According to a 2016 study, 24 percent of adult children between the ages of 25 and 32 are estranged from one or both parents. This translates to 7.9 million disconnected families. To change these statistics, it’s vital to connect with your child early and maintain that connection into adulthood.
How to Connect with Your Child Now to Avoid Disconnecting Later
Older teens and young adults tend to distance themselves from parents when establishing independence only to reconnect again in their mid-20s. But, increasingly these estrangements can cross over to long-term or even permanent rifts. Fortunately, here are four strategies to connect with your child now to help ensure closeness later:
Slow the Participation Trophies

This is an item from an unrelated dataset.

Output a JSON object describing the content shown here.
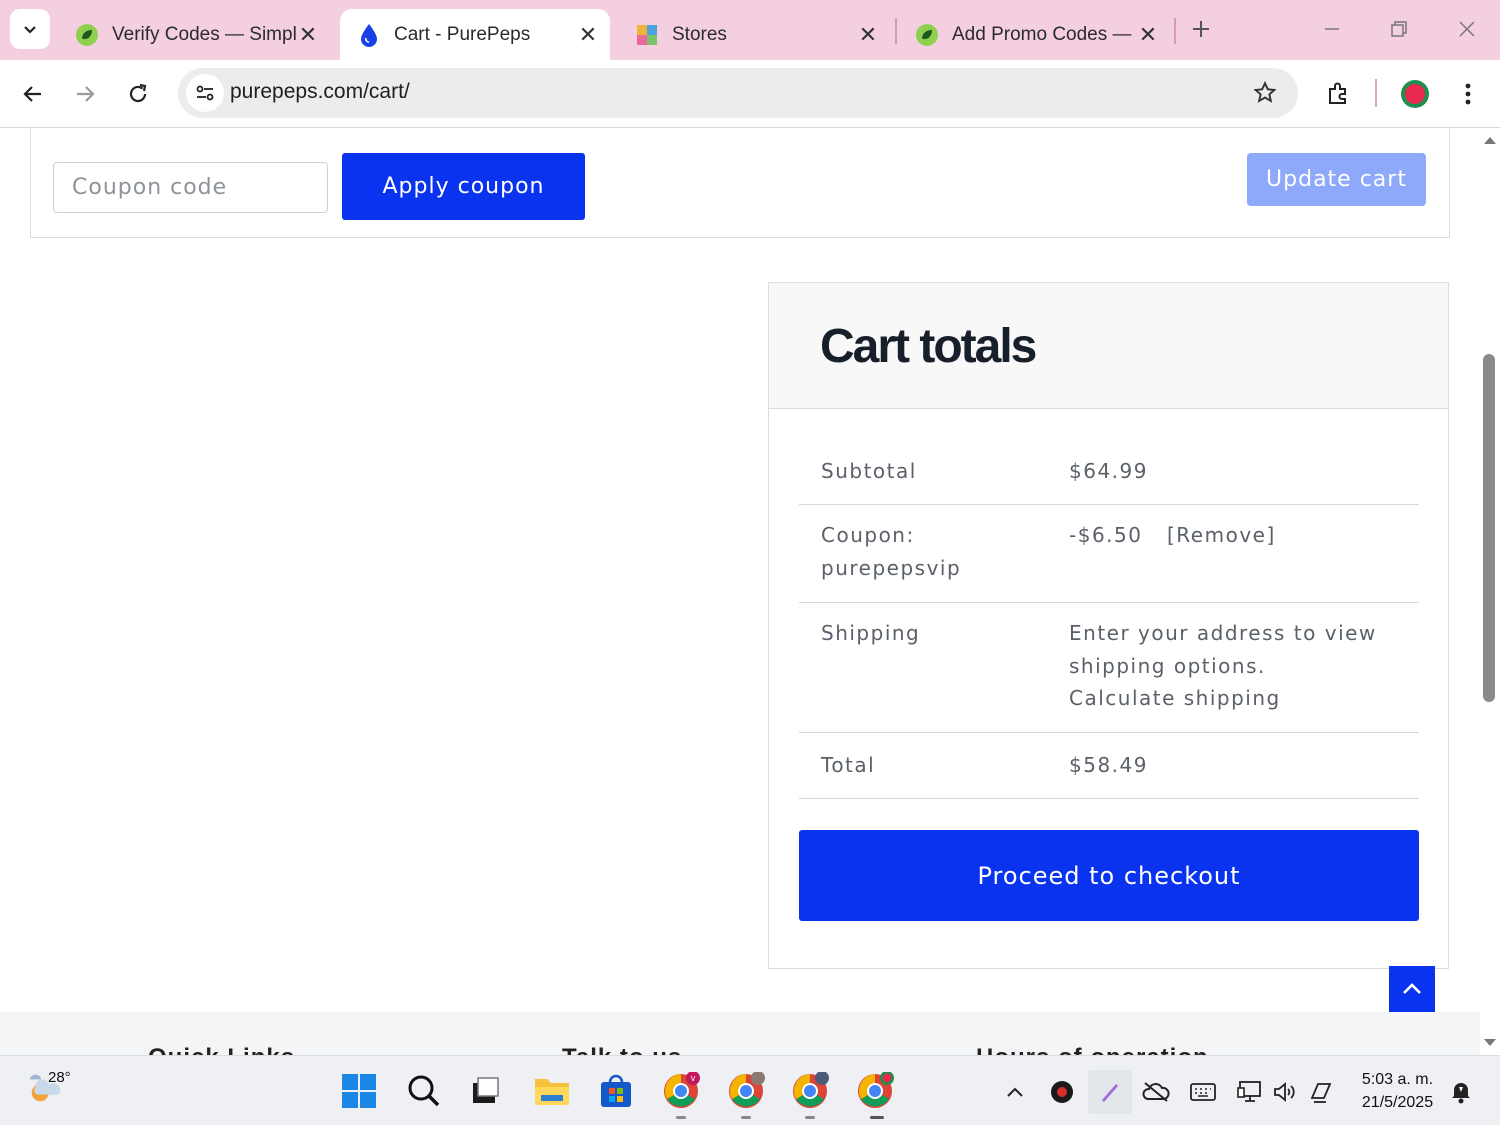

It’s hard to stay connected to anyone, let alone parents, without learning lessons in empathy. According to life coach Sherri McGregor’s book, Done With Crying: Help and Healing for Mothers of Estranged Adult Children, risk-reducing or the “everyone wins approach” may interfere with a child’s ability to empathize.
It can even make it hard to connect with others later in life. And this includes parents. Yes, sometimes it’s fine if everyone wins a ribbon, but a sprinkling of healthy competition, humility and empathy are also important.
Schedule to Stay Connected
Let’s face it, some days you do little more than pass your child in the hallway or give them a ride to the soccer game. Simply put, you might feel you’ve connected with your child, but the routine and bustle of daily life can mimic a true connection. So, make time for family. Schedule a bi-weekly family dinner or event. Set a time to have fun and connect with your child.
Handle Family Problems Gracefully
Whether it’s divorce or another mishap in the family, don’t speak ill of someone who is important to your child, especially the other parent. This will backfire in adulthood or in hindsight. A university study found that pitting a child against another parent is one of the leading causes of parental estrangement in adulthood.
Remember, there are ways to discuss the other parent without slandering your former spouse. It’s important to answer questions but withhold judgment when talking to your child. Be reassuring and make sure your child knows that the absence is not their fault.
Anticipate Change and Go with the Flow
There will be times when your child pulls away and you must make allowances. The key is reasonable autonomy. Allow them their privacy and room to explore, but don’t ignore the warning signs of depression. The danger signs include withdrawal from friends and activities, giving away treasured items and poor personal hygiene.
Healthy autonomy, on the other hand, means testing the waters alone and discovering oneself. But, be prepared since their moods will fluctuate. Just allow this rite of teenage passage and be patient.
When you truly connect with your child, the bond is forever, even on days when it doesn’t feel that way. With a dose of patience and by nurturing your relationship it will be back to good. So, use these tips to connect with your child now to a avoid disconnection later.